Nothing like a mediocre year to make things even worse for the hedge fund industry – like thinning out the ranks of a field that many say is suffering from a shortage of talent to invest all those newfound billions in inflows.
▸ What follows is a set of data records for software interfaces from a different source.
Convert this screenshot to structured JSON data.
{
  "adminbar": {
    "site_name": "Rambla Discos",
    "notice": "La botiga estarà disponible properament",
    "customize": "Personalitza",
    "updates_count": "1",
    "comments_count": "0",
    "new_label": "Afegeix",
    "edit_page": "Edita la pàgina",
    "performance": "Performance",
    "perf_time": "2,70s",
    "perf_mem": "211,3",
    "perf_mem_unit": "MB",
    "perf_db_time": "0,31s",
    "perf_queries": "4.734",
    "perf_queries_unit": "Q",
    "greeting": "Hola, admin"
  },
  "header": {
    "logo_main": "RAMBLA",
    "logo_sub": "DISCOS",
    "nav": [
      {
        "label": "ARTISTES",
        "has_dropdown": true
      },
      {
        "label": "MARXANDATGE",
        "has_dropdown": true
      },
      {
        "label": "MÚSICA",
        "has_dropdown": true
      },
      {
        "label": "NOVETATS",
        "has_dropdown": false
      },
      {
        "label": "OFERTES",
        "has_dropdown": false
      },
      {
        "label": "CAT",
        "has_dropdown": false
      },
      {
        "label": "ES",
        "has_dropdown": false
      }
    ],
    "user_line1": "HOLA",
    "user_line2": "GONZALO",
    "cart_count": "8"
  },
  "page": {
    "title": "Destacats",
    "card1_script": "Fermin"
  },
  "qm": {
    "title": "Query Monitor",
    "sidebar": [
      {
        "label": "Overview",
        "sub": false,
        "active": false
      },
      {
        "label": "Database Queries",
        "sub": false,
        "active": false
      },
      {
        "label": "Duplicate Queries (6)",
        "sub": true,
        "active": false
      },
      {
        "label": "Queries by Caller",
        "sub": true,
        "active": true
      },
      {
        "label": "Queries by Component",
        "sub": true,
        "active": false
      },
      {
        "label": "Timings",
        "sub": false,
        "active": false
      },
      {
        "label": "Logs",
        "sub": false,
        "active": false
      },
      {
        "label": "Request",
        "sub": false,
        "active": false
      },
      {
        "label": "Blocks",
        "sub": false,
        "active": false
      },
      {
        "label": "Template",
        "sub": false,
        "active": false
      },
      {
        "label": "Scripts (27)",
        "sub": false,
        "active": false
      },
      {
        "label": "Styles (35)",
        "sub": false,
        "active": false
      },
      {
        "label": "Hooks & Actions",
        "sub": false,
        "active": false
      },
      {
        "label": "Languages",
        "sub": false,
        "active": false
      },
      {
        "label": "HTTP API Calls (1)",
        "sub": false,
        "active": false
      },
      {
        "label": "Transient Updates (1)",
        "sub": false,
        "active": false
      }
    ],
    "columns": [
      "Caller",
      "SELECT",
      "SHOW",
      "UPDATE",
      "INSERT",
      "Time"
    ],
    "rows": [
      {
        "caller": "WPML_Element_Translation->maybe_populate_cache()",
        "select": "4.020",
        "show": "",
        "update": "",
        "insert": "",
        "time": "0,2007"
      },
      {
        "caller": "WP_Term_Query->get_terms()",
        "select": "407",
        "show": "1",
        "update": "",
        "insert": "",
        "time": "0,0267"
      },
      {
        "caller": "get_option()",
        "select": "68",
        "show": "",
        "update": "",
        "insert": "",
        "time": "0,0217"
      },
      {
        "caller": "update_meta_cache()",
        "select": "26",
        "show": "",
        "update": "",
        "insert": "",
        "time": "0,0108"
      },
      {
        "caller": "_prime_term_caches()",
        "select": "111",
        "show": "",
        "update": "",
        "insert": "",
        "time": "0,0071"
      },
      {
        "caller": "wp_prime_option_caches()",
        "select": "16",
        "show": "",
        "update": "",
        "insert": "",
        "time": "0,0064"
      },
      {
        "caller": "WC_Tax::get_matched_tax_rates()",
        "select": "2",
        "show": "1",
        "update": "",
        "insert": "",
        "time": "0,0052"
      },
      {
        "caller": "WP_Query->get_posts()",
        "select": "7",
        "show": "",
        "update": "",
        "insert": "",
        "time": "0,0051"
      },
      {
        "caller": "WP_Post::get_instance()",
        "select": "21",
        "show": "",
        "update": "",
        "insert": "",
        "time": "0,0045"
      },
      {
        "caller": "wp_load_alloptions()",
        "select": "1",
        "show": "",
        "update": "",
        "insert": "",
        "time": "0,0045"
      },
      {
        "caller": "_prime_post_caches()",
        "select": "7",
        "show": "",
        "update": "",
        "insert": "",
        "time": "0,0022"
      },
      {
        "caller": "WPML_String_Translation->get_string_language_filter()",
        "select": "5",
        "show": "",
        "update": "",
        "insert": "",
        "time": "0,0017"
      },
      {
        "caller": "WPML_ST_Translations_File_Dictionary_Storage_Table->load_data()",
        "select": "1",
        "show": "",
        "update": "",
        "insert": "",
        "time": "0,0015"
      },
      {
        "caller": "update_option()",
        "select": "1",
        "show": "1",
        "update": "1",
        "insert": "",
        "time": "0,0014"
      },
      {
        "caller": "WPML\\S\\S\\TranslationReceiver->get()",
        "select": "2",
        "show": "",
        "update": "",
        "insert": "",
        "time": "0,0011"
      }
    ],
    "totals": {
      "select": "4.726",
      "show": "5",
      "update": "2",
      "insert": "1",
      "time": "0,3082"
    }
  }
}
Nothing like a mediocre year to make things even worse for the hedge fund industry like thinning out the ranks of a field that many say is suffering from a shortage of talent to invest all those newfound billions in inflows. If headhunters got it right, there may be an exodus of investment bankers-turned-hedge-fund managers when the pastures of green they envisioned fail to materialize. Financial Times says top investment bankers are poised to see a 30% surge in their year-end pay packages, thanks to record mergers & acquisition activity, robust stock markets and a whole of debt trading going on. According to FT, European heads of M&A and can expect pay in the $8 million to $10 million range, while global heads of credit derivatives may see $4.5 million and M&A managing directors may receive $1 million to $2 million. Sitting on the sidelines, looking on, are those former bankers who decided to seek their fortune in hedge funds. Alas, those hedge fund managers who used to be bankers, may see zilch, as their pay package depends on performance fees, a pipe dream in what for many has been a down year. Some hedge fund managers will be lucky to pick up a performance bonus at all this year, with many just sharing the management fee, headhunter Matthew Obsorne of Armstrong International told FT.